After the war, Tolkien settled down to raise a family with Edith – who he adored, and later became the inspiration for Middle-earth characters Lúthien Tinúviel and Arwen Undómie – and become an academic, specialising in old English texts like Beowulf. In his down time he enjoyed writing stories for his children, and doodled the first line of The Hobbit whilst marking some papers some time in the early 1930s.
By the end of 1932, the story was finished, though never designed for wider publication. Instead Tolkien shared it with his friends, including C.S Lewis, and a student of his called Elaine Griffiths, who liked the manuscript so much that she showed it to the publishers George Allen and Unwin in 1936.
The novel was an immediate success
Much to Tolkien’s surprise, when Mr Unwin’s ten-year old son enjoyed the tale, it was published in September 1937. All the original copies, which were designed and illustrated by the author, sold out in weeks, and new print runs were almost constant until paper rationing began during World War Two.
The book was such a success that Tolkien was soon approached about a sequel: The Lord of The Rings. In anticipation of the second work’s darker tone and themes, Tolkien revisited The Hobbit to ensure that both were thematically and stylistically consistent.
For instance, in the original scene that depicts Bilbo winning the ring from Gollum, the latter hands it over amicably. In his revision of the scene, Tolkien includes Gollum’s extreme anguish to highlight the corrosive power of the ring.
A war influence?
In the eighty years since The Hobbit was published it has been subject to endless literary criticism, as writers have tried particularly to understand the impact of World War One upon Tolkien’s work.
However, another interesting influence comes in the form of Norse mythology. Many of the names in the book, including Gandalf, are taken from old sagas, as are the races of trolls, elves and dwarves. Even Tolkien’s famous Middle Earth is derivative of the Midgard of Norse mythology, or the realm of men where we all reside.
It is in part the mixture of old and new, however, that makes The Hobbit and The Lord of The Rings so timeless. In both works, the overall hero is not a great sword-wielding warrior, but a small and mostly unremarkable hobbit – the classic every-man who displays forms of heroism that are not those of Beowulf but are equally effective.
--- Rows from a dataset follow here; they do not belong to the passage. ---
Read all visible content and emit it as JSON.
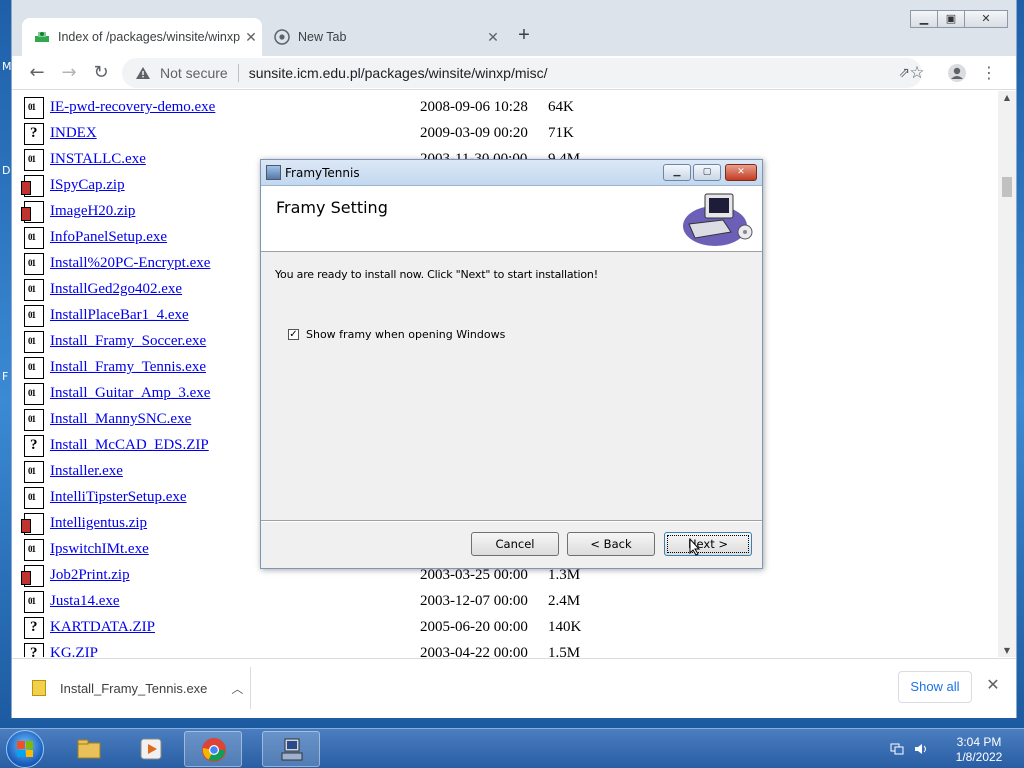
{
  "desktop": {
    "glyphs": [
      "M",
      "D",
      "F"
    ]
  },
  "browser": {
    "tabs": [
      {
        "title": "Index of /packages/winsite/winxp/misc/",
        "active": true
      },
      {
        "title": "New Tab",
        "active": false
      }
    ],
    "security_label": "Not secure",
    "url": "sunsite.icm.edu.pl/packages/winsite/winxp/misc/"
  },
  "listing": [
    {
      "name": "IE-pwd-recovery-demo.exe",
      "date": "2008-09-06 10:28",
      "size": "64K",
      "type": "exe"
    },
    {
      "name": "INDEX",
      "date": "2009-03-09 00:20",
      "size": "71K",
      "type": "unk"
    },
    {
      "name": "INSTALLC.exe",
      "date": "2003-11-30 00:00",
      "size": "9.4M",
      "type": "exe"
    },
    {
      "name": "ISpyCap.zip",
      "date": "",
      "size": "",
      "type": "zip"
    },
    {
      "name": "ImageH20.zip",
      "date": "",
      "size": "",
      "type": "zip"
    },
    {
      "name": "InfoPanelSetup.exe",
      "date": "",
      "size": "",
      "type": "exe"
    },
    {
      "name": "Install%20PC-Encrypt.exe",
      "date": "",
      "size": "",
      "type": "exe"
    },
    {
      "name": "InstallGed2go402.exe",
      "date": "",
      "size": "",
      "type": "exe"
    },
    {
      "name": "InstallPlaceBar1_4.exe",
      "date": "",
      "size": "",
      "type": "exe"
    },
    {
      "name": "Install_Framy_Soccer.exe",
      "date": "",
      "size": "",
      "type": "exe"
    },
    {
      "name": "Install_Framy_Tennis.exe",
      "date": "",
      "size": "",
      "type": "exe"
    },
    {
      "name": "Install_Guitar_Amp_3.exe",
      "date": "",
      "size": "",
      "type": "exe"
    },
    {
      "name": "Install_MannySNC.exe",
      "date": "",
      "size": "",
      "type": "exe"
    },
    {
      "name": "Install_McCAD_EDS.ZIP",
      "date": "",
      "size": "",
      "type": "unk"
    },
    {
      "name": "Installer.exe",
      "date": "",
      "size": "",
      "type": "exe"
    },
    {
      "name": "IntelliTipsterSetup.exe",
      "date": "",
      "size": "",
      "type": "exe"
    },
    {
      "name": "Intelligentus.zip",
      "date": "",
      "size": "",
      "type": "zip"
    },
    {
      "name": "IpswitchIMt.exe",
      "date": "",
      "size": "",
      "type": "exe"
    },
    {
      "name": "Job2Print.zip",
      "date": "2003-03-25 00:00",
      "size": "1.3M",
      "type": "zip"
    },
    {
      "name": "Justa14.exe",
      "date": "2003-12-07 00:00",
      "size": "2.4M",
      "type": "exe"
    },
    {
      "name": "KARTDATA.ZIP",
      "date": "2005-06-20 00:00",
      "size": "140K",
      "type": "unk"
    },
    {
      "name": "KG.ZIP",
      "date": "2003-04-22 00:00",
      "size": "1.5M",
      "type": "unk"
    }
  ],
  "download_shelf": {
    "file": "Install_Framy_Tennis.exe",
    "show_all": "Show all"
  },
  "dialog": {
    "title": "FramyTennis",
    "header": "Framy Setting",
    "message": "You are ready to install now. Click \"Next\" to start installation!",
    "checkbox_label": "Show framy when opening Windows",
    "checkbox_checked": true,
    "buttons": {
      "cancel": "Cancel",
      "back": "< Back",
      "next": "Next >"
    }
  },
  "taskbar": {
    "time": "3:04 PM",
    "date": "1/8/2022"
  }
}
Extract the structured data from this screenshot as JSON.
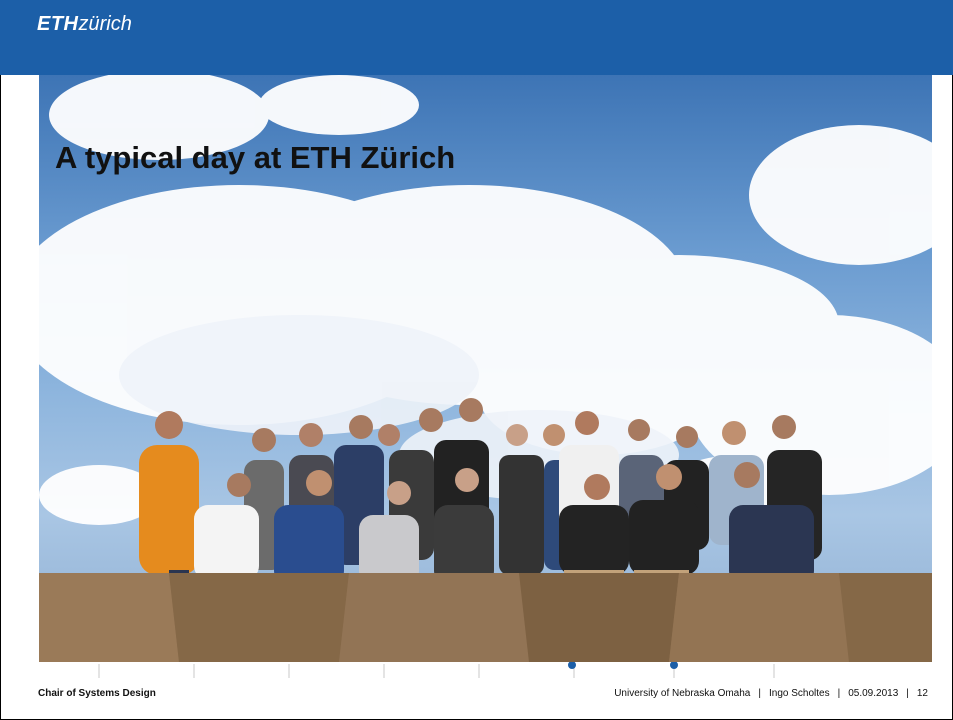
{
  "header": {
    "logo_bold": "ETH",
    "logo_light": "zürich",
    "color": "#1c5fa8"
  },
  "slide": {
    "title": "A typical day at ETH Zürich"
  },
  "footer": {
    "left": "Chair of Systems Design",
    "university": "University of Nebraska Omaha",
    "author": "Ingo Scholtes",
    "date": "05.09.2013",
    "page": "12"
  }
}
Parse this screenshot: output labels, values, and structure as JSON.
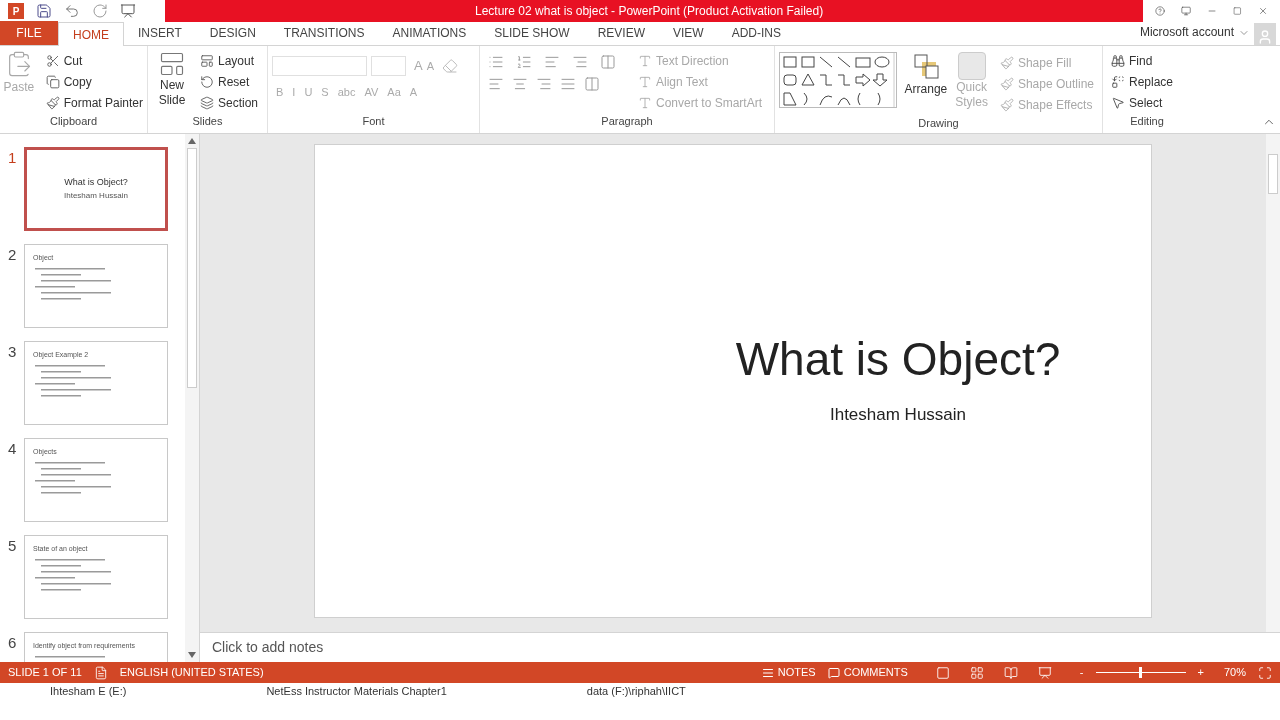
{
  "window": {
    "title": "Lecture 02 what is object -  PowerPoint (Product Activation Failed)",
    "app_badge": "P"
  },
  "tabs": [
    {
      "label": "FILE",
      "kind": "file",
      "selected": false
    },
    {
      "label": "HOME",
      "kind": "tab",
      "selected": true
    },
    {
      "label": "INSERT",
      "kind": "tab",
      "selected": false
    },
    {
      "label": "DESIGN",
      "kind": "tab",
      "selected": false
    },
    {
      "label": "TRANSITIONS",
      "kind": "tab",
      "selected": false
    },
    {
      "label": "ANIMATIONS",
      "kind": "tab",
      "selected": false
    },
    {
      "label": "SLIDE SHOW",
      "kind": "tab",
      "selected": false
    },
    {
      "label": "REVIEW",
      "kind": "tab",
      "selected": false
    },
    {
      "label": "VIEW",
      "kind": "tab",
      "selected": false
    },
    {
      "label": "ADD-INS",
      "kind": "tab",
      "selected": false
    }
  ],
  "account": "Microsoft account",
  "clipboard": {
    "label": "Clipboard",
    "paste": {
      "label": "Paste",
      "disabled": true
    },
    "items": [
      {
        "label": "Cut",
        "disabled": false
      },
      {
        "label": "Copy",
        "disabled": false
      },
      {
        "label": "Format Painter",
        "disabled": false
      }
    ]
  },
  "slides_group": {
    "label": "Slides",
    "new_slide": [
      "New",
      "Slide"
    ],
    "items": [
      {
        "label": "Layout"
      },
      {
        "label": "Reset"
      },
      {
        "label": "Section"
      }
    ]
  },
  "font": {
    "label": "Font",
    "grow": "A",
    "shrink": "A",
    "buttons": [
      "B",
      "I",
      "U",
      "S",
      "abc",
      "AV",
      "Aa",
      "A"
    ],
    "disabled": true
  },
  "paragraph": {
    "label": "Paragraph",
    "items": [
      {
        "label": "Text Direction",
        "disabled": true
      },
      {
        "label": "Align Text",
        "disabled": true
      },
      {
        "label": "Convert to SmartArt",
        "disabled": true
      }
    ]
  },
  "drawing": {
    "label": "Drawing",
    "arrange": "Arrange",
    "quick_styles": [
      "Quick",
      "Styles"
    ],
    "items": [
      {
        "label": "Shape Fill",
        "disabled": true
      },
      {
        "label": "Shape Outline",
        "disabled": true
      },
      {
        "label": "Shape Effects",
        "disabled": true
      }
    ]
  },
  "editing": {
    "label": "Editing",
    "items": [
      {
        "label": "Find"
      },
      {
        "label": "Replace"
      },
      {
        "label": "Select"
      }
    ]
  },
  "thumbnails": [
    {
      "number": "1",
      "title": "What is Object?",
      "subtitle": "Ihtesham Hussain",
      "kind": "title",
      "selected": true
    },
    {
      "number": "2",
      "title": "Object",
      "kind": "content",
      "selected": false
    },
    {
      "number": "3",
      "title": "Object Example 2",
      "kind": "content",
      "selected": false
    },
    {
      "number": "4",
      "title": "Objects",
      "kind": "content",
      "selected": false
    },
    {
      "number": "5",
      "title": "State of an object",
      "kind": "content",
      "selected": false
    },
    {
      "number": "6",
      "title": "Identify object from requirements",
      "kind": "content",
      "selected": false
    }
  ],
  "slide": {
    "title": "What is Object?",
    "subtitle": "Ihtesham Hussain"
  },
  "notes_placeholder": "Click to add notes",
  "status_bar": {
    "slide": "SLIDE 1 OF 11",
    "language": "ENGLISH (UNITED STATES)",
    "notes": "NOTES",
    "comments": "COMMENTS",
    "zoom": "70%",
    "minus": "-",
    "plus": "+",
    "level": 0.5
  },
  "background_window": [
    "Ihtesham E (E:)",
    "NetEss  Instructor Materials  Chapter1",
    "data (F:)\\riphah\\IICT"
  ]
}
Many critics link this in some way with World War One, where mechanised conflict meant that displays of strength and obvious courage were much less valuable. Almost every account of the opening battles of the war is furnished with a brave officer, sword in hand, riding in front of his men in defiance of the enemy, only to be shot dead almost immediately.
The dragon Smaug, the overarching villain of The Hobbit, also illustrates this theme. Though he is almost exactly like the intelligent yet malevolent dragon in Beowulf, he has the most modern anachronistic dialogue of any character, and descriptions of the terrible ‘desolation of Smaug’ bear a strong resemblance to the ravaged earth of no man’s land.
These depictions of supernatural earth-shaking forces of destruction are present in the historical and fantastical works of many survivors of the war, who had to live in a newly fragile world.